## [TASK ITEM]
Look through the entries below and return all lines including the word "this".

╭─ TASK INPUTS

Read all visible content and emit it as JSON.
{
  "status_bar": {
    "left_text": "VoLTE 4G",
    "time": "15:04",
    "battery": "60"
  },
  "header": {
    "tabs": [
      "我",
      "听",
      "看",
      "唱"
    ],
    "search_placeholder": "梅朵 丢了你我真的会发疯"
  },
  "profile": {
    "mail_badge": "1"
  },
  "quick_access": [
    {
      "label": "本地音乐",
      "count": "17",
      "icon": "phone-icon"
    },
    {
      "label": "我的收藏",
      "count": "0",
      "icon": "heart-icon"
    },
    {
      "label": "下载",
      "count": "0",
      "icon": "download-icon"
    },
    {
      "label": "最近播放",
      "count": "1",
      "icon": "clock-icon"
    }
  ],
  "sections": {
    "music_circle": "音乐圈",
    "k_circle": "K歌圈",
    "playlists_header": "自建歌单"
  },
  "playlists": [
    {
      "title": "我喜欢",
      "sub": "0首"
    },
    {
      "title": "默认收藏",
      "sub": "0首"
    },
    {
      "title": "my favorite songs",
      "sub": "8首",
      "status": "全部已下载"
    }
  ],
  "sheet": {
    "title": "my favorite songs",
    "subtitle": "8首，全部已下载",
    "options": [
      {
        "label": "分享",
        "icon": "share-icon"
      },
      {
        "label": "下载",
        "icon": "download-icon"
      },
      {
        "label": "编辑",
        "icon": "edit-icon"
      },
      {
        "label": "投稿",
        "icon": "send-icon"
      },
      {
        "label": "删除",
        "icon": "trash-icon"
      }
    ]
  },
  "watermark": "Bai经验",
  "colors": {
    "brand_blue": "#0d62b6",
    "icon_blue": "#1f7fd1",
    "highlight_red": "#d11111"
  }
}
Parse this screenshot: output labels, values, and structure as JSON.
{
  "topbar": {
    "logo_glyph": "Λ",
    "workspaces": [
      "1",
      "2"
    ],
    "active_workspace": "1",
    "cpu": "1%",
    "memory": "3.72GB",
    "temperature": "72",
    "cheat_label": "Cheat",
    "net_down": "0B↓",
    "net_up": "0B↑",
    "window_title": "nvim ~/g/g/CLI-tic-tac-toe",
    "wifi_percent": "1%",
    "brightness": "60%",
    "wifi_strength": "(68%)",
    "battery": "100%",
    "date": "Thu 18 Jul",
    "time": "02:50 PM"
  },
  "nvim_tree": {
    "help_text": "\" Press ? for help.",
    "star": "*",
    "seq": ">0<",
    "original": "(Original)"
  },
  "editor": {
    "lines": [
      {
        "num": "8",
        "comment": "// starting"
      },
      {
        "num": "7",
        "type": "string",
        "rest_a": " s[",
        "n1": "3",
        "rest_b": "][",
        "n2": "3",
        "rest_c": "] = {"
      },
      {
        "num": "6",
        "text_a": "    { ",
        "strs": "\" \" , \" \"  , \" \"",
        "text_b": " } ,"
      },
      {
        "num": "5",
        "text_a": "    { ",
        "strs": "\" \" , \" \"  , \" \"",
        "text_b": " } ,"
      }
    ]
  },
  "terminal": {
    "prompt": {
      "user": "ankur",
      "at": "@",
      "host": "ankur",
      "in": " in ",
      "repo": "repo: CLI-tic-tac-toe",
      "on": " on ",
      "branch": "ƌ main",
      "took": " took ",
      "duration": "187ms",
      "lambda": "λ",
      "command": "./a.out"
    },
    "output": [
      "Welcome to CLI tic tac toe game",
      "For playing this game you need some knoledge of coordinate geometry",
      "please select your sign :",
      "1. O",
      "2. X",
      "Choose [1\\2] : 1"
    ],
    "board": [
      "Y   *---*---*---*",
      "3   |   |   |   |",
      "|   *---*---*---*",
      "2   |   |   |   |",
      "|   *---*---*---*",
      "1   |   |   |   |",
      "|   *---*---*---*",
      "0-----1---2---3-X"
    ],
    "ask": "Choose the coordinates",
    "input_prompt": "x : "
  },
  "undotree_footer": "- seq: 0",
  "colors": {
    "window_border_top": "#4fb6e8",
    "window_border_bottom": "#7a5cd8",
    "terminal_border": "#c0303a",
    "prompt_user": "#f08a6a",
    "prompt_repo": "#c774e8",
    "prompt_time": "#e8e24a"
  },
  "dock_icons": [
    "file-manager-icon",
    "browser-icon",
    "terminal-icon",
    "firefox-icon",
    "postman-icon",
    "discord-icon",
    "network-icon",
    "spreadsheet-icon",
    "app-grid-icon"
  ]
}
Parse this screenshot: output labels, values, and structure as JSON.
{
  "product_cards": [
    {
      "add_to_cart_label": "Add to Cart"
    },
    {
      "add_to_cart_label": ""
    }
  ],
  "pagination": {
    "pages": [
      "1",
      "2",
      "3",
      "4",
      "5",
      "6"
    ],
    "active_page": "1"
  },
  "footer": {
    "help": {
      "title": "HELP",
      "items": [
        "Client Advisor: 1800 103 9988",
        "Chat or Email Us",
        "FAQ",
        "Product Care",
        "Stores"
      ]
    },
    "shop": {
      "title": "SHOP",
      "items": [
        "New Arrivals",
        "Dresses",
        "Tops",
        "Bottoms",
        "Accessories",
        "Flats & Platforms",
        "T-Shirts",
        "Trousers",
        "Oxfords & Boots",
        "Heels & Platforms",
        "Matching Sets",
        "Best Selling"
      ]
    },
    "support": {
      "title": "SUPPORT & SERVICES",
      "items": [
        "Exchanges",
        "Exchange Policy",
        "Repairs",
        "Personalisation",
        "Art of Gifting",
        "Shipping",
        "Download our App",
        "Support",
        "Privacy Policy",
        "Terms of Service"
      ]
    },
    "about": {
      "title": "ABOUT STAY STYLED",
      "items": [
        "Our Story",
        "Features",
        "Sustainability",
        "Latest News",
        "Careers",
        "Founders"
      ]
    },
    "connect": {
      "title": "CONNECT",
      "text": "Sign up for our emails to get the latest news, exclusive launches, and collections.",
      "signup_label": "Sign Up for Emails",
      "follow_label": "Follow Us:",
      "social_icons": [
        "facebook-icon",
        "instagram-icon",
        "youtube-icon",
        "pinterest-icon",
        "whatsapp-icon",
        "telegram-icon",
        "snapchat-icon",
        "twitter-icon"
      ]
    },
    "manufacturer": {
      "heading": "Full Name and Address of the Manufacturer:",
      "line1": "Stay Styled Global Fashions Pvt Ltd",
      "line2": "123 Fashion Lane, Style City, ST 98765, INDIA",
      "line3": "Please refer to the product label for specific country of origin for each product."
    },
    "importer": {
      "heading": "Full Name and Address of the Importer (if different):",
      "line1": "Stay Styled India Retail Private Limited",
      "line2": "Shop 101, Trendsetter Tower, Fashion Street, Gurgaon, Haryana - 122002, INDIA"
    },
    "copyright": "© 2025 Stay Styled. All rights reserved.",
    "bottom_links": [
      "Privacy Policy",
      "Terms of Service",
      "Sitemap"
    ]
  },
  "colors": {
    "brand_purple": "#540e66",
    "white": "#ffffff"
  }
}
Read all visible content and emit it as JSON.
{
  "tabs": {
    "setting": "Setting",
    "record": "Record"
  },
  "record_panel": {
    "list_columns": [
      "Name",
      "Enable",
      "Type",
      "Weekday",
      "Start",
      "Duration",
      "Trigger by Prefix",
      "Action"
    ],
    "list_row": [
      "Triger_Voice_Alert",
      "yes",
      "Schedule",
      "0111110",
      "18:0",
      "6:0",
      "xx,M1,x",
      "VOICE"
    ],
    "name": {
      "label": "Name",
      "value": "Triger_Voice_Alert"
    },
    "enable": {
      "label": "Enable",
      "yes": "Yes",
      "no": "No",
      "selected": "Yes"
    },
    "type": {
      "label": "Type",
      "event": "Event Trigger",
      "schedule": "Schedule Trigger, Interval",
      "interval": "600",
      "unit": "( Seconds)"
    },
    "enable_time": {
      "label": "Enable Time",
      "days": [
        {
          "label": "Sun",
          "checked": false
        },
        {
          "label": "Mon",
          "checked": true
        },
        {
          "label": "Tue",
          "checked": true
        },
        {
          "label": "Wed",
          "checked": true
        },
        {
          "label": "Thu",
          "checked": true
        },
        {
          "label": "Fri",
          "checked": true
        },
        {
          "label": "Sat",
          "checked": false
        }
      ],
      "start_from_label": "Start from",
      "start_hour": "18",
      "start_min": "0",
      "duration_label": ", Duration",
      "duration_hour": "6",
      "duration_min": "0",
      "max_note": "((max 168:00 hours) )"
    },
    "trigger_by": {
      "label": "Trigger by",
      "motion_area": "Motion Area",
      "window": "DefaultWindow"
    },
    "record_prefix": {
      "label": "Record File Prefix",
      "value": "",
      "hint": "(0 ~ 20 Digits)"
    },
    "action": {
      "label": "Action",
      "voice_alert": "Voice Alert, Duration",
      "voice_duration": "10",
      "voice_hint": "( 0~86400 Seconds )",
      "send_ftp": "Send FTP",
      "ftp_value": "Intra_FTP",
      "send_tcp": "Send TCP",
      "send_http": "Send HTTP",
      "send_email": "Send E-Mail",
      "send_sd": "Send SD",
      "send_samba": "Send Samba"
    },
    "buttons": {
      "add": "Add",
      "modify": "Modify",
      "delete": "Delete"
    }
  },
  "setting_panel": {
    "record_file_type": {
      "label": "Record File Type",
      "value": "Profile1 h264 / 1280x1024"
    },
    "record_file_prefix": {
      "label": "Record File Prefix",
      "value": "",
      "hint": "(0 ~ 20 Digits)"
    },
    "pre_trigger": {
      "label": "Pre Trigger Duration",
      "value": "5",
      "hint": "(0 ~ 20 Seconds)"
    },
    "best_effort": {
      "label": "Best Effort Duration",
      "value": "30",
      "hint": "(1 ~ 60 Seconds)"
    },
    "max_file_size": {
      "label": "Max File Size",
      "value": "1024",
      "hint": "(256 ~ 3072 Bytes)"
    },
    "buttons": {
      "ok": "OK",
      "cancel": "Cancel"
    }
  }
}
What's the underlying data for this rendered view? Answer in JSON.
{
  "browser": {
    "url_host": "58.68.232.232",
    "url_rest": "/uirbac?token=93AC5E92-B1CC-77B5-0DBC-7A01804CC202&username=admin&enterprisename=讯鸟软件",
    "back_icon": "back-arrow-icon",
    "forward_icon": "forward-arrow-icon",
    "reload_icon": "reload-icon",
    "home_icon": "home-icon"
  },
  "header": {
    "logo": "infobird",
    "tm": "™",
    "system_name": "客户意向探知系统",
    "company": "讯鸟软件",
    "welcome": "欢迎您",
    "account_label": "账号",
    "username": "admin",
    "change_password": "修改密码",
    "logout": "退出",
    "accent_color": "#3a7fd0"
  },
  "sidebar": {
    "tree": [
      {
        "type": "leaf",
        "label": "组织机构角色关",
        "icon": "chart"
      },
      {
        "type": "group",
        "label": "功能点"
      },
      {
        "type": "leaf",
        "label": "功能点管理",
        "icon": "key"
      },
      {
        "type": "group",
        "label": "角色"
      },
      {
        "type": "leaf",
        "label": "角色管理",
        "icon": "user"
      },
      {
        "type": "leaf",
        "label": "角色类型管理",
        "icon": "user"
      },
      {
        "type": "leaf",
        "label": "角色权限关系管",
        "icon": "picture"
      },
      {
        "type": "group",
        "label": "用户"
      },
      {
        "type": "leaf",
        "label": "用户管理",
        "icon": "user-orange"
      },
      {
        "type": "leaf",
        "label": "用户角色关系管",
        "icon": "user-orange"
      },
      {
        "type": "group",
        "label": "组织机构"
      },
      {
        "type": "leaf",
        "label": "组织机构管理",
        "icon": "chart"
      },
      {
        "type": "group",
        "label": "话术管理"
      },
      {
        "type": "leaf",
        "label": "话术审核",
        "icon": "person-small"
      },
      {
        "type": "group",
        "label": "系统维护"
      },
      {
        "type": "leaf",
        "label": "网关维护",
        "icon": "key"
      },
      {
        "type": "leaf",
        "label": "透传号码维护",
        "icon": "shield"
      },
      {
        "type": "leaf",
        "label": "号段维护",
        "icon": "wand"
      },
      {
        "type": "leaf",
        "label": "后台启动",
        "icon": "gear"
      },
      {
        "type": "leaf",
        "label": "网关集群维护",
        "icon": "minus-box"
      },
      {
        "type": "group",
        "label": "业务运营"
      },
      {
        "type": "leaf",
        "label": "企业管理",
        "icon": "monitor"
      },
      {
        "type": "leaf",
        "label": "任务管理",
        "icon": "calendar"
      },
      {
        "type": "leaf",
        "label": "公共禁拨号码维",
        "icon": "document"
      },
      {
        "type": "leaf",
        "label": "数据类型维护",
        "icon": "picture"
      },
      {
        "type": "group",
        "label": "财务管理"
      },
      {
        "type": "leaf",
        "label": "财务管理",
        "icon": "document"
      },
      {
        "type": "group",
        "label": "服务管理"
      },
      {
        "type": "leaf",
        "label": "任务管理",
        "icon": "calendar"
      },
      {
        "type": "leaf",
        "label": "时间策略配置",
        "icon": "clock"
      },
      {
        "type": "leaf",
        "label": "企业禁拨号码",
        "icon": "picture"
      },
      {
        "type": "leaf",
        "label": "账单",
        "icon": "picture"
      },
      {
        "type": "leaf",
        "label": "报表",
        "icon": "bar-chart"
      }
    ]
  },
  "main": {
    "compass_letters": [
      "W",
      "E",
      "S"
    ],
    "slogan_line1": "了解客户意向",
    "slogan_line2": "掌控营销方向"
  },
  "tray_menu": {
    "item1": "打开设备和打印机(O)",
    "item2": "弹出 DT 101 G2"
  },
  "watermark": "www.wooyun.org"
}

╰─

## [THE COMPLETED TASK]
Parse this screenshot: output labels, values, and structure as JSON.
      "For playing this game you need some knoledge of coordinate geometry",
Parse this screenshot: output labels, values, and structure as JSON.
What's the underlying data for this rendered view? Answer in JSON.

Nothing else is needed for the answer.